WitchyWoman

Admin
Staff member
So I should definately switch to raw dried then? then try moist food then actually go to raw.
You should transition the cat from whatever the breeder is feeding to canned then to raw. Some cats will skip the canned phase and go straight to raw. Experiment to see what your cat prefers. Your cat should stay on the breeders diet 2-3 weeks at your house before you try to transition to a new food. Some people would recommend keeping him on the breeders diet longer. Give him time to adjust to all the other changes that will be going on.

Although some cats may prefer cooked or partially cooked meat, it isn't necessary for the health of the cat. Their gut bacteria has evolved to handle the bacteria and virus that make us sick. Oftentimes the recommendation to partially cook/fully cook food is to make the food safer to handle by humans. I think a lot of vets (who are not given much nutrition training in school by the way) are resistant to raw diets because they fear the hygienic practices of humans when handling the food and the potential for us to contaminate ourselves.
 

John Popp

Site Supporter
Freezing food does not necessarily kill parasites or bacteria. Their will be plenty of living organisms that just lie dormant while frozen. Deep freezing at or below 0 degrees fahrenheit will kill some additional bacteria and parasites, but the primary benefit of freezing is that it stops the multiplication of parasites and bacteria.
 

John Popp

Site Supporter
WW is definitely right in the respect that much of the bacteria is safe for the cats digestive system where as it could be harmful to humans. Salmonella which your cat might do absolutely fine with can be passed through the feces and become a health risk for children. The rest of us are probably not going to expose ourselves to litter the same way a child might.
 

Kristin

Animal Communicator
You should transition the cat from whatever the breeder is feeding to canned then to raw. Some cats will skip the canned phase and go straight to raw. Experiment to see what your cat prefers. Your cat should stay on the breeders diet 2-3 weeks at your house before you try to transition to a new food. Some people would recommend keeping him on the breeders diet longer. Give him time to adjust to all the other changes that will be going on.

Although some cats may prefer cooked or partially cooked meat, it isn't necessary for the health of the cat. Their gut bacteria has evolved to handle the bacteria and virus that make us sick. Oftentimes the recommendation to partially cook/fully cook food is to make the food safer to handle by humans. I think a lot of vets (who are not given much nutrition training in school by the way) are resistant to raw diets because they fear the hygienic practices of humans when handling the food and the potential for us to contaminate ourselves.

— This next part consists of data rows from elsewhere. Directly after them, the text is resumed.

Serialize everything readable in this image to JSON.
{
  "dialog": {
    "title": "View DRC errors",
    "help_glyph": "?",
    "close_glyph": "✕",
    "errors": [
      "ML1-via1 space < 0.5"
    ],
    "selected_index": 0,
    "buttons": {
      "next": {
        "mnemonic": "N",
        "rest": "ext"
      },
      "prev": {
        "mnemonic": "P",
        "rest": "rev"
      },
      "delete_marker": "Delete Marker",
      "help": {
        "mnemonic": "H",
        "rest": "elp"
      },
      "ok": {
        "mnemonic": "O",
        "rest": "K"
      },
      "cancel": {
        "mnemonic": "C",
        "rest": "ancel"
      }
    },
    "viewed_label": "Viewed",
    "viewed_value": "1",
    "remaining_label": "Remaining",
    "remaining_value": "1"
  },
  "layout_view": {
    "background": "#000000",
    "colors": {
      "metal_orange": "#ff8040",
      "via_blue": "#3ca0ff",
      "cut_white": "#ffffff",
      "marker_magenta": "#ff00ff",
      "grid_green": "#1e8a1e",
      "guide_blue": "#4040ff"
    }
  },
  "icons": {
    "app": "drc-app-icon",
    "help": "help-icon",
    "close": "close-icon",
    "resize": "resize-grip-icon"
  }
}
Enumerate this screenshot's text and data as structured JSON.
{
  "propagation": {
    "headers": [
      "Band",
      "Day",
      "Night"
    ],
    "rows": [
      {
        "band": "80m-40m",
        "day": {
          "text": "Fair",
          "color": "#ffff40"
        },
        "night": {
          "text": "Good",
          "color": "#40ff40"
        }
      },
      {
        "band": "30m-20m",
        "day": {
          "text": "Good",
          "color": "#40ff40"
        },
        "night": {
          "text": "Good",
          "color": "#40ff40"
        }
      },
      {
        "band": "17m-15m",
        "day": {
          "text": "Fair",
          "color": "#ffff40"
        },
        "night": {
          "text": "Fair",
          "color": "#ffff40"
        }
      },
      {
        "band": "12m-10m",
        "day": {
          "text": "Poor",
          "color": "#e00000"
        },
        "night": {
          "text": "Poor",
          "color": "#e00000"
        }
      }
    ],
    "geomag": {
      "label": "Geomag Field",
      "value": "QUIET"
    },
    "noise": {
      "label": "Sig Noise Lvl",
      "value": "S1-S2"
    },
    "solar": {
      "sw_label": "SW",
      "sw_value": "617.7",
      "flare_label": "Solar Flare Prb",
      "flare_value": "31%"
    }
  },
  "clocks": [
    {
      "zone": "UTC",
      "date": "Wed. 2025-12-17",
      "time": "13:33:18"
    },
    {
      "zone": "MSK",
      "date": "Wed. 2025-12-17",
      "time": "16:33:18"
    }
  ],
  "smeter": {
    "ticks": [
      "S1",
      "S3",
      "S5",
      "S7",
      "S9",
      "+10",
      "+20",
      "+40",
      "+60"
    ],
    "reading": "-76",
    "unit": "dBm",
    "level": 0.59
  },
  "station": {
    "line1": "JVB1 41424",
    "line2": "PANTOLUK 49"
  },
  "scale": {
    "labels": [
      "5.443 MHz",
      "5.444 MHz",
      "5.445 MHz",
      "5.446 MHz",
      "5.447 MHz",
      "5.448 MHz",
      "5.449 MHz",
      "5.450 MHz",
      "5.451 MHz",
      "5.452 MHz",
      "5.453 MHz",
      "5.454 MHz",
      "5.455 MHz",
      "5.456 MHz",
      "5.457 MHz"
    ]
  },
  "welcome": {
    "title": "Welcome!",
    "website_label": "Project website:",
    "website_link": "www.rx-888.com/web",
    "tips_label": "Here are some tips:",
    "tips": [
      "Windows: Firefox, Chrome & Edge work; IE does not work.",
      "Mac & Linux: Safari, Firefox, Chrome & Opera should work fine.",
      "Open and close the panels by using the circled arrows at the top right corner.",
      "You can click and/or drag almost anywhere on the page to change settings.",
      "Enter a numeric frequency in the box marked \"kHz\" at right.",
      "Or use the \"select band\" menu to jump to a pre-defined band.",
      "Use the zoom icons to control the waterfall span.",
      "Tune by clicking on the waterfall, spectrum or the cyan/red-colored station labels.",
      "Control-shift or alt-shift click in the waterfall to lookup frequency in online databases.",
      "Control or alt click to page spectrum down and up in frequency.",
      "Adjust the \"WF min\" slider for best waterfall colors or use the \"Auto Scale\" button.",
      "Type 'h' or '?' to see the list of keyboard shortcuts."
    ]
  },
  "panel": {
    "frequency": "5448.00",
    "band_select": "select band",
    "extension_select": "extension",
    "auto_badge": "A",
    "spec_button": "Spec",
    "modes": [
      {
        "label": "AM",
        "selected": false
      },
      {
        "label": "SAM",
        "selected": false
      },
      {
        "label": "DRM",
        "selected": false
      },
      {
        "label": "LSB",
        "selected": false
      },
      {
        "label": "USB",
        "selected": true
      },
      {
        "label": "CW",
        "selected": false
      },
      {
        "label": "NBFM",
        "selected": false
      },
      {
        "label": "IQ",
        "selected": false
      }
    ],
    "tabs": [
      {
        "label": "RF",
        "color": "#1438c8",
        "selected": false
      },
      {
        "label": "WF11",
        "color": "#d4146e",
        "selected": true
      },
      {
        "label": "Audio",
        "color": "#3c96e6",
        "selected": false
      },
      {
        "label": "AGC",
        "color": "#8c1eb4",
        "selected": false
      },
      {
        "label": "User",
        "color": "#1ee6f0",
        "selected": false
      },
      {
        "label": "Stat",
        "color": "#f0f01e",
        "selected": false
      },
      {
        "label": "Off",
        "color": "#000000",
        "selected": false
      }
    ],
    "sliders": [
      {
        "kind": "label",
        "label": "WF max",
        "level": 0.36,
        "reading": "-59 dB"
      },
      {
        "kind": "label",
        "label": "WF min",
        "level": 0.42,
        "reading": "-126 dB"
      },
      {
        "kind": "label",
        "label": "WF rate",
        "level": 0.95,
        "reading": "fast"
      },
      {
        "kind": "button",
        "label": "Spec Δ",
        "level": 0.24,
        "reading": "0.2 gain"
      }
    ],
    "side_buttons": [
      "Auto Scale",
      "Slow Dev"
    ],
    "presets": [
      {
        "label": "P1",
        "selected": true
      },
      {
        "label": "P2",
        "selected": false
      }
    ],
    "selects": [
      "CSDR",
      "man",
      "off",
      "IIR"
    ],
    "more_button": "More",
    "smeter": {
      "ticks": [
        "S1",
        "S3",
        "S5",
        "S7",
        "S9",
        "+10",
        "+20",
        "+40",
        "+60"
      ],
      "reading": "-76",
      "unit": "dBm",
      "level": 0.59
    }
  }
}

Agreed. The vet tech where I work sometimes works in our dog daycare...and gets upset when anyone feeds their dog raw. She has told everyone in the clinic that she thinks dogs fed raw should not be allowed in daycare because everyone will get salmonella. o_O
 

Bekki

Savannah Super Cat
Well I know it can lay dormant naturally In their feces to begin with. And the issue isn't the bacteria or parasites themselves so much as them reproducing that's where the problem sets in. example I use a uv day (Steri pen) to sterilize water when I go backpacking it doesn't kill the parasites or bacteria but sterilizes them so they cannot reproduce and cause harm. Our gut is perfect for harboring and growing bacteria. Food poisoning happens once bacteria multiplies


"Those who wander aren't always lost"
 

Bekki

Savannah Super Cat
And I wasn't to sure about the freezing with what it did. Because you can get e-Coli from frozen hamburger meat patties. Even cooking it won't completely kill bacteria. I think it was certain strains of worms is what I heard it helps with but if I went organic and grass fed to begin with I wouldn't see that being an issue. these problems with parasites usually occur due to overcrowded dirty living conditions. local farmers done do that we'll at least not my sources. And I agree about waiting. I want him to get all settled in before I go and change anything again. plus I want him neutered before that anyways.


"Those who wander aren't always lost"
 
Top